|Voltage||12V 24V 36V 48V|
|Capacity||20ah 40ah 60Ah 80ah|
|Discharge cut-off voltage||customized|
The promise of the lithium-air battery comes from the fact one of the two electrodes, which are usually made of metal or metal oxides, is replaced with air that flows in and out of the battery; a weightless substance is thus substituted for one of the heavy components. The other electrode in such batteries would be pure metallic lithium, a lightweight element.
But that theoretical promise has been limited in practice because of three issues: the need for high voltages for charging, a low efficiency with regard to getting back the amount of energy put in, and low cycle lifetimes, which result from instability in the battery’s oxygen electrode. Researchers have proposed adding lithium iodide in the electrolyte as a way of addressing these problems. But published results have been contradictory, with some studies finding the LiI does improve the cycling life, “while others show that the presence of LiI leads to irreversible reactions and poor battery cycling,” Shao-Horn says.

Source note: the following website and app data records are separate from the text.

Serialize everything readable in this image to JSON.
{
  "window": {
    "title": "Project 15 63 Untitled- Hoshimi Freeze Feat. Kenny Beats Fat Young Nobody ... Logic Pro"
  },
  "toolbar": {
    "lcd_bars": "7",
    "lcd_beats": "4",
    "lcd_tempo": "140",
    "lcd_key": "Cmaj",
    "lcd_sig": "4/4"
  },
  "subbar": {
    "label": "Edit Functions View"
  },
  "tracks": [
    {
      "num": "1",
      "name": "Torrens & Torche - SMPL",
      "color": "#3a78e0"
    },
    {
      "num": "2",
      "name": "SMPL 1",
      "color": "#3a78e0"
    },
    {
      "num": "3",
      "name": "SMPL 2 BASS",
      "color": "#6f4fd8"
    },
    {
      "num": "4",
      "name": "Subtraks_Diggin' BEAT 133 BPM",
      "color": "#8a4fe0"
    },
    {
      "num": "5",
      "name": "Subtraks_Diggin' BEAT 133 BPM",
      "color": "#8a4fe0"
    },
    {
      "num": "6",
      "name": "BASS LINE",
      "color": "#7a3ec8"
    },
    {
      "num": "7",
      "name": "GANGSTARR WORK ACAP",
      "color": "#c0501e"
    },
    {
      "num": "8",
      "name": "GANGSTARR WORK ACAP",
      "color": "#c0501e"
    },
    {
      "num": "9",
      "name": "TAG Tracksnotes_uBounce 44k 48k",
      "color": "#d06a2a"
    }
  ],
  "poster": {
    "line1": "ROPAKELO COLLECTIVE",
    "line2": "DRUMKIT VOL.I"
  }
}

Previously, “most of the research was focused on organics” to make lithium-air batteries feasible, says Michal Tulodziecki, the paper’s lead author. But most of these organic compounds are not stable, he says, “and that’s why there’s been a great focus on lithium iodide [an inorganic material], which some papers said helps the batteries achieve thousands of cycles. But others say no, it will damage the battery.” In this new study, he says, “we explored in detail how lithium iodide affects the process, with and without water,” a comparison which turned out to be significant.